## Tartine Loaf: The Formula

There's been some discussion about the baker's percentage formula for the Tartine Loaf in Chad Robertson's book. I thought I'd create a spreadsheet that clarified the formula. As related on page 48 of his book, he gives the baker's percentage but only in terms of the final ingredients. The formula doesn't include the flour and water in the leaven. So while he states the bread has a 75% hydration, it is actually higher, 77% The formula also makes it difficult to convert the recipe into smaller loaves. So I've created a spread sheet that does that, following a method at the Bread Bakers Guild of America. The measurements are all in grams.

The spreadsheet shows the TOTAL formula in the left column and the FINAL formula which mirrors Robertson's. To use this spreadsheet, I've made it available in google docs. [1]

The nice thing about it is that you enter the number of loaves and the size of loaves (THE FIRST TWO CELLS -- NOTHING ELSE). The spreadsheet figures out the rest -- which is highlighted in blue.

I've only given the total leaven you need (white, whole wheat and water). The seed for that leaven should be only a couple of tablespoons. One more note -- the fourth line of the spreadsheet shows the "% flour levain" -- which means the percentage of total flour that is prefermented in the leaven. Many formulas go as high as 40%. Robertson's is much lower, which means the leaven takes longer to mature and has a much milder taste. As I noted before [2], however, the fermentation is spurred by the presence of whole wheat flour at 50% in the leaven.
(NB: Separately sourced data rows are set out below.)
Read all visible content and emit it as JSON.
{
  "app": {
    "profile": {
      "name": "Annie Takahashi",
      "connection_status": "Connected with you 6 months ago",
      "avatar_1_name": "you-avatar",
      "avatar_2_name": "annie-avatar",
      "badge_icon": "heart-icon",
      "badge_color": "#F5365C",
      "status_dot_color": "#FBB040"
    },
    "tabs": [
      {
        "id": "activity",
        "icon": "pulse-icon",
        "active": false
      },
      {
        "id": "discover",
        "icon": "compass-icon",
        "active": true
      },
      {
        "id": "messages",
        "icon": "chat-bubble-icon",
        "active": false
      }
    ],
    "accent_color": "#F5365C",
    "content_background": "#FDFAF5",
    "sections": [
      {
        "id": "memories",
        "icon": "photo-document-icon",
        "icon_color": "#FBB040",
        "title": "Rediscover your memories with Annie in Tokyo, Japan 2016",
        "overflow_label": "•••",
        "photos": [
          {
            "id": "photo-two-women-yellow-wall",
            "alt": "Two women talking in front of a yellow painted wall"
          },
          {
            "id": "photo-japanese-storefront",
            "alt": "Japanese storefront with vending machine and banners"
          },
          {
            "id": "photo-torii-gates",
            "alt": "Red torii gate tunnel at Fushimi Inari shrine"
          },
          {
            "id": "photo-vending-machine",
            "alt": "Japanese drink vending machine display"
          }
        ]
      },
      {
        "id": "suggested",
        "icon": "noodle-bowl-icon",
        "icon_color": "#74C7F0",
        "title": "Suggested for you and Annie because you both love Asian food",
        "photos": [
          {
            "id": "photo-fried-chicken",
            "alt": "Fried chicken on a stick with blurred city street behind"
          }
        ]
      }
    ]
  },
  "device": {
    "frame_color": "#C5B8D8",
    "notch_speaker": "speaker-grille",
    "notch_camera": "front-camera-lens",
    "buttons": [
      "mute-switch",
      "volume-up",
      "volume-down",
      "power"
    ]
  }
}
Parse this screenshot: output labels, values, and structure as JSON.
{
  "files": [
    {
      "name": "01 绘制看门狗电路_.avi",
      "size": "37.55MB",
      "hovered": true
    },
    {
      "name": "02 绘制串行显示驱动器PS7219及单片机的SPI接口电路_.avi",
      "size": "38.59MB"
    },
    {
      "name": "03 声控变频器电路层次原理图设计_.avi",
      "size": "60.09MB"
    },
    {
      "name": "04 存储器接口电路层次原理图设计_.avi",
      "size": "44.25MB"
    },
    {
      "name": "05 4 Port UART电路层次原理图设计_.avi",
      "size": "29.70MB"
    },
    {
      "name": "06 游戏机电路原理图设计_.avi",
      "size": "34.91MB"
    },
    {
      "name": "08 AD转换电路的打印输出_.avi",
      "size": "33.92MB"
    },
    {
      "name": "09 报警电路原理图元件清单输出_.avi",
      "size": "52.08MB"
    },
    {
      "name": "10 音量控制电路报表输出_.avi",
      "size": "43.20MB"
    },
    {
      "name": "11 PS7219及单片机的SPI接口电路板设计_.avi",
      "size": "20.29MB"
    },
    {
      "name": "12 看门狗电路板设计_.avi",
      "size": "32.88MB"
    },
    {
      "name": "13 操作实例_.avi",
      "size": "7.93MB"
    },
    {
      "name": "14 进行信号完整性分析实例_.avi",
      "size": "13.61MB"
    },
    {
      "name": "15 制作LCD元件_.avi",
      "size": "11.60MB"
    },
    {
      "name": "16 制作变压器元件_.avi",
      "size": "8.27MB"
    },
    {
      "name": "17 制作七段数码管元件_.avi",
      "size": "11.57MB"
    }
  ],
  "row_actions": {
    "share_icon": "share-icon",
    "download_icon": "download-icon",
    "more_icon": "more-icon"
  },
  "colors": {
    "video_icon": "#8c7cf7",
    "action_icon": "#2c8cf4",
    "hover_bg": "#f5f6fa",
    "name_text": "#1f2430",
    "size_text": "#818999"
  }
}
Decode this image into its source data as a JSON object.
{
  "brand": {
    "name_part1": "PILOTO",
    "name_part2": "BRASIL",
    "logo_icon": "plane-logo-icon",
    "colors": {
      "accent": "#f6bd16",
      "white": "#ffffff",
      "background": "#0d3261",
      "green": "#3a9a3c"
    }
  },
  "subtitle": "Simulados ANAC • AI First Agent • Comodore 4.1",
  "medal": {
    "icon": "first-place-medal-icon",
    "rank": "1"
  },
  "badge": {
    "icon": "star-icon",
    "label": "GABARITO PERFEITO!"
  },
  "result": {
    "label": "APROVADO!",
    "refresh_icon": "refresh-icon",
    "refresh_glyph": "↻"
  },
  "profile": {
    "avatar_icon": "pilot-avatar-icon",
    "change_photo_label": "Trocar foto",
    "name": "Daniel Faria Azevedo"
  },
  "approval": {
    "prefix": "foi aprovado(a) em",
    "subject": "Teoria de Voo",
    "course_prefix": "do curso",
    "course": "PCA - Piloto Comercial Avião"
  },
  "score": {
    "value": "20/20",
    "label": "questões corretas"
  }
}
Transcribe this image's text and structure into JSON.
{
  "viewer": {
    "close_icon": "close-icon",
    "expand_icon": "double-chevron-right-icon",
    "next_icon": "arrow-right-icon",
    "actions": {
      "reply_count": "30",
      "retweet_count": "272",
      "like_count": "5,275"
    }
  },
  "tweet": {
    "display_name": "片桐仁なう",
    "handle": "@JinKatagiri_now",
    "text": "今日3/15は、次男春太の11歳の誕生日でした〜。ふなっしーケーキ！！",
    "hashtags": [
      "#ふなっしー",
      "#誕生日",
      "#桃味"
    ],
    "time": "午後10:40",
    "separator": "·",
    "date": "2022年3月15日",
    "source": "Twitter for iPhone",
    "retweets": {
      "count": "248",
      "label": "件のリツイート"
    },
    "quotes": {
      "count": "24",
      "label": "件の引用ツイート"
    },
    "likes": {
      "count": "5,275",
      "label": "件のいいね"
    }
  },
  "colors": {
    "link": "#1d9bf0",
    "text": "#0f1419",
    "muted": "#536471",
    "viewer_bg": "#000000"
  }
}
So ultimately does it matter, getting the precise formula? I would say no. But this is it. Now you can make it your own.